Recorded data |
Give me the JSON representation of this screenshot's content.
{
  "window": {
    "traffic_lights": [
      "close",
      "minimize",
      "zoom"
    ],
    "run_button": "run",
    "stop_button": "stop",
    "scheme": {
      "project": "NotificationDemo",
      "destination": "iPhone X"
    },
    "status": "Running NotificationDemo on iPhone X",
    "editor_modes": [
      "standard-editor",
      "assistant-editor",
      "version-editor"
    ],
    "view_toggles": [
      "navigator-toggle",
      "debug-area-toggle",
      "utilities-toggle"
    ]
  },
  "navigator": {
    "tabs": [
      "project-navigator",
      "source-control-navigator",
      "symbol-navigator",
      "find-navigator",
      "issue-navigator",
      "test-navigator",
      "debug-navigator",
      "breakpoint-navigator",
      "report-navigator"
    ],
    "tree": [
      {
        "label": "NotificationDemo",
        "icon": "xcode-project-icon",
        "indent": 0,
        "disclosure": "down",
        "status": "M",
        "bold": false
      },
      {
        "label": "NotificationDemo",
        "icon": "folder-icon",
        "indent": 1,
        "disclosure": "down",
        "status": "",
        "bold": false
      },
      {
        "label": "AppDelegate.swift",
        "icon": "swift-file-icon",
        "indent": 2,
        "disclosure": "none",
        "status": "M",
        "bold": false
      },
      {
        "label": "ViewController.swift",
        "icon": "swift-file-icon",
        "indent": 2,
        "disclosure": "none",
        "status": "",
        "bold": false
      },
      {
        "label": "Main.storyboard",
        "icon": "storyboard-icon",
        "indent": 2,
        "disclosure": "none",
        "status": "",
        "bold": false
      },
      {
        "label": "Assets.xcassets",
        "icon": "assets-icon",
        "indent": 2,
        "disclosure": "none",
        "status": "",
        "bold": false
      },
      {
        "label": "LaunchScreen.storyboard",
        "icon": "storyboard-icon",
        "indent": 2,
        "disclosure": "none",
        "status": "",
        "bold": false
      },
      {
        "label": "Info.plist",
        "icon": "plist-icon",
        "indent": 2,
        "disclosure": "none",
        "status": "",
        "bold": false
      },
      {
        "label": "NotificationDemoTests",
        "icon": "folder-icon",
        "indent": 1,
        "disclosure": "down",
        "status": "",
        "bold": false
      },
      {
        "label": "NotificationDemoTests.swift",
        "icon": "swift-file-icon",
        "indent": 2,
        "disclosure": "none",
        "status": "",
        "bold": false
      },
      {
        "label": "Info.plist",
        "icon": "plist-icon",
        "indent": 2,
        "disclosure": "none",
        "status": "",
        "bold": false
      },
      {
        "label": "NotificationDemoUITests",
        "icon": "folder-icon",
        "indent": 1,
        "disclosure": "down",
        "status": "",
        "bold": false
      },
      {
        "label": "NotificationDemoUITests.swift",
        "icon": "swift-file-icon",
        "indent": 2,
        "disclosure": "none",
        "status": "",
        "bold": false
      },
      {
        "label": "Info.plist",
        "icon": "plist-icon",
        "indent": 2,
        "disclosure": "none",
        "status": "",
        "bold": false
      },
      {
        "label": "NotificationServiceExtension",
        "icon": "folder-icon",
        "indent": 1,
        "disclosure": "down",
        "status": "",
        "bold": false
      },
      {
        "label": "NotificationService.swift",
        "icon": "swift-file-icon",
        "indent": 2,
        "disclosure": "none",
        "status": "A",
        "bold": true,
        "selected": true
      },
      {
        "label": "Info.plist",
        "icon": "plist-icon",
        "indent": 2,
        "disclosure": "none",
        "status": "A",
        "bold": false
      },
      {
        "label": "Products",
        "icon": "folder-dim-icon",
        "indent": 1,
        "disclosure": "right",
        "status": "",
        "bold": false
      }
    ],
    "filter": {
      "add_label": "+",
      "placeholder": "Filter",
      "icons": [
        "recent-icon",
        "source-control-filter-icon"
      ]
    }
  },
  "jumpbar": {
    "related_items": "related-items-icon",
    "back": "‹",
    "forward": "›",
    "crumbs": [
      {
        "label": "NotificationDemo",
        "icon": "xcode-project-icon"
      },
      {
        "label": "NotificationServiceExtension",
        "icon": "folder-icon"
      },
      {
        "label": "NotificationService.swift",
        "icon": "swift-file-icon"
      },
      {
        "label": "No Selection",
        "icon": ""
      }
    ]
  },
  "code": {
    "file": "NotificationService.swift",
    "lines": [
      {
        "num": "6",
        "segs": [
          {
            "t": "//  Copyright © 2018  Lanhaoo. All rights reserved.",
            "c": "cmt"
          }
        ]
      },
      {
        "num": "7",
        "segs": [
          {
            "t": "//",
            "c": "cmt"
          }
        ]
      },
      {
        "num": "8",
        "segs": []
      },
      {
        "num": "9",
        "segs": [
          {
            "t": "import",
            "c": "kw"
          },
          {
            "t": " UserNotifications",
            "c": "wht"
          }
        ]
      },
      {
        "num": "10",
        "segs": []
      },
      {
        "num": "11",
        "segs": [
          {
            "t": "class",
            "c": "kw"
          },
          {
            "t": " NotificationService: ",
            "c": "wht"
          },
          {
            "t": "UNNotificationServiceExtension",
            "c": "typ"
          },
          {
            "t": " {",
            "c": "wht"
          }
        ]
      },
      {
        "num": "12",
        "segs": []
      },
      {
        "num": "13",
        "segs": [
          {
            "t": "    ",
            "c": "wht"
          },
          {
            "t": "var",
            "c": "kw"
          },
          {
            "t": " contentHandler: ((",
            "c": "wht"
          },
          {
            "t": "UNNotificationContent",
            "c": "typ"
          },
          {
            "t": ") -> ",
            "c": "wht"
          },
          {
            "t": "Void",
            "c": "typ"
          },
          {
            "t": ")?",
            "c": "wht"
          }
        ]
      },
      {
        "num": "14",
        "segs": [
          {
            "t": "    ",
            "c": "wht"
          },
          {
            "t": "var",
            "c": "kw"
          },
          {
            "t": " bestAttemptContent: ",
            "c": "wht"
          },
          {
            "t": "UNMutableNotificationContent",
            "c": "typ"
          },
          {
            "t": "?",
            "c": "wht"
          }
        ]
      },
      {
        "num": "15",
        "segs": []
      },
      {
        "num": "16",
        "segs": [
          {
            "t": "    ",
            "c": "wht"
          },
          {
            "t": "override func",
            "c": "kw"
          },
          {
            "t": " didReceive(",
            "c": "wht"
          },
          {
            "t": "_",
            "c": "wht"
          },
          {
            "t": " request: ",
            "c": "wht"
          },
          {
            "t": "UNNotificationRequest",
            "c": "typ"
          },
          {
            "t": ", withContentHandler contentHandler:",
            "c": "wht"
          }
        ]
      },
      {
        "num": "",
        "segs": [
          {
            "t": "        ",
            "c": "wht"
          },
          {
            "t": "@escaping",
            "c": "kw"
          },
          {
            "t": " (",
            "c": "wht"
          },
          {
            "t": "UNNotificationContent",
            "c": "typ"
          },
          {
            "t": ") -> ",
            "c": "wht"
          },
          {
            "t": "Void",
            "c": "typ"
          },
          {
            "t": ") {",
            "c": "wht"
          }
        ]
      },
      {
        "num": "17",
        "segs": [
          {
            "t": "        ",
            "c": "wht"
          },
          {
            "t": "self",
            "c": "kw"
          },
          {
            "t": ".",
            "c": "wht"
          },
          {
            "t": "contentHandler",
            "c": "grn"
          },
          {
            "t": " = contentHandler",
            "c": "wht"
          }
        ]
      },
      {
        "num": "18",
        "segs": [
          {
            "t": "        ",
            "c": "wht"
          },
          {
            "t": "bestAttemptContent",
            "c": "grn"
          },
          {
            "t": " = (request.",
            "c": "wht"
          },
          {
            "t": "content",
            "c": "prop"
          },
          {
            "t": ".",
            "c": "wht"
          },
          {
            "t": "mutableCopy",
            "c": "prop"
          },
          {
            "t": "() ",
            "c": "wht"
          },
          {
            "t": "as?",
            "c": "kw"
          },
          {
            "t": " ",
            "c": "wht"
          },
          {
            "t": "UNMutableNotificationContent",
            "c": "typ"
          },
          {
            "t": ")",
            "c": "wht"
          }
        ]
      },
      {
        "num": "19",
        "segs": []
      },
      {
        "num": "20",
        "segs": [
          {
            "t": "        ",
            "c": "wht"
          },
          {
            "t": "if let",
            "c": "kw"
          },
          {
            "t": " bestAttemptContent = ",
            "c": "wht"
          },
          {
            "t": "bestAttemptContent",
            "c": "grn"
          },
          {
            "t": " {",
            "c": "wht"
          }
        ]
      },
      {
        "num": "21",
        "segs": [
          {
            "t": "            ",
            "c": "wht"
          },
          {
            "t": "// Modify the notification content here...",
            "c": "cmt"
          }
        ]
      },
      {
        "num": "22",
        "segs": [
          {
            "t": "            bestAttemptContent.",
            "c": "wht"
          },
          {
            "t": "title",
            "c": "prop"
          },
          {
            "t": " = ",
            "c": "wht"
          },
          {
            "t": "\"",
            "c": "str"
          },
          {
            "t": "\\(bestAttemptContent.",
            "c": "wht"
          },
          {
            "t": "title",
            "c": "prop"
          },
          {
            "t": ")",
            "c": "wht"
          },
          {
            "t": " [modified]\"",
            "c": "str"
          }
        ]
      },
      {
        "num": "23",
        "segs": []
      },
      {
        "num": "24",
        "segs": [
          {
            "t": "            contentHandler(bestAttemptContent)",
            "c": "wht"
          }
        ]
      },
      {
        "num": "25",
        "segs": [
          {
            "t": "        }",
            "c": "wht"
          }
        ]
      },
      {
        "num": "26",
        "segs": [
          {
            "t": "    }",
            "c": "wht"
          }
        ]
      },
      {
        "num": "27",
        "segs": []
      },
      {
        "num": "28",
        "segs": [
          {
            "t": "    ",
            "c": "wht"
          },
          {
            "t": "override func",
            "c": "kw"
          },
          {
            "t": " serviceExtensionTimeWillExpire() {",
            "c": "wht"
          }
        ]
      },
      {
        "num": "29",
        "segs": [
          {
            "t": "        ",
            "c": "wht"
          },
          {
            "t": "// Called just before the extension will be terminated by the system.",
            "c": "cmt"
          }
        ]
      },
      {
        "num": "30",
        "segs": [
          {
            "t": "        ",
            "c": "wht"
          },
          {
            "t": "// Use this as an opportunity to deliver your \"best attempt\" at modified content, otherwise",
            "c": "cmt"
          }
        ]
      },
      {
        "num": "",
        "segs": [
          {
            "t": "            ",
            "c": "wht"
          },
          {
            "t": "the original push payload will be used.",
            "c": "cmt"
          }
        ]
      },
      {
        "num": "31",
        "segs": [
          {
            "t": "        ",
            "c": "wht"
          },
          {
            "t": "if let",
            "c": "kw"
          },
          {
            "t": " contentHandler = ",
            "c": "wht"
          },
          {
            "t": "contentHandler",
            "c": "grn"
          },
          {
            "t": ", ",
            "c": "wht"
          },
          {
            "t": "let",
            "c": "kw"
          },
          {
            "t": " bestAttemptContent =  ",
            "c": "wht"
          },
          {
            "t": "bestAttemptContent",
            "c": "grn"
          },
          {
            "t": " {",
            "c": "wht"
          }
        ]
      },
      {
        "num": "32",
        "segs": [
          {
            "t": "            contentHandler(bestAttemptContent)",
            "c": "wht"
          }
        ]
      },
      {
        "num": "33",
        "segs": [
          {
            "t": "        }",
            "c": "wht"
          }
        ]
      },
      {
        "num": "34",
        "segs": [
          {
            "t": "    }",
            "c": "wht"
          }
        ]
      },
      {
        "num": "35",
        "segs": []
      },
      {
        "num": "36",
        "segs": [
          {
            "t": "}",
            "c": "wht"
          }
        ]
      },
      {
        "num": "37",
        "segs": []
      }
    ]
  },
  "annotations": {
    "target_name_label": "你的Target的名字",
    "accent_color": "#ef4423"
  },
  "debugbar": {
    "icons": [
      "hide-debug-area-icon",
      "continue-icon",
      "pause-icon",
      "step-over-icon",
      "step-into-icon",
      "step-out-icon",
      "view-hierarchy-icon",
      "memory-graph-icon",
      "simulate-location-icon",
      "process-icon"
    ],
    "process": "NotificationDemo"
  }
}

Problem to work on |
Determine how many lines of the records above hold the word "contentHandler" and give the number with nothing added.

Exercise solution |
8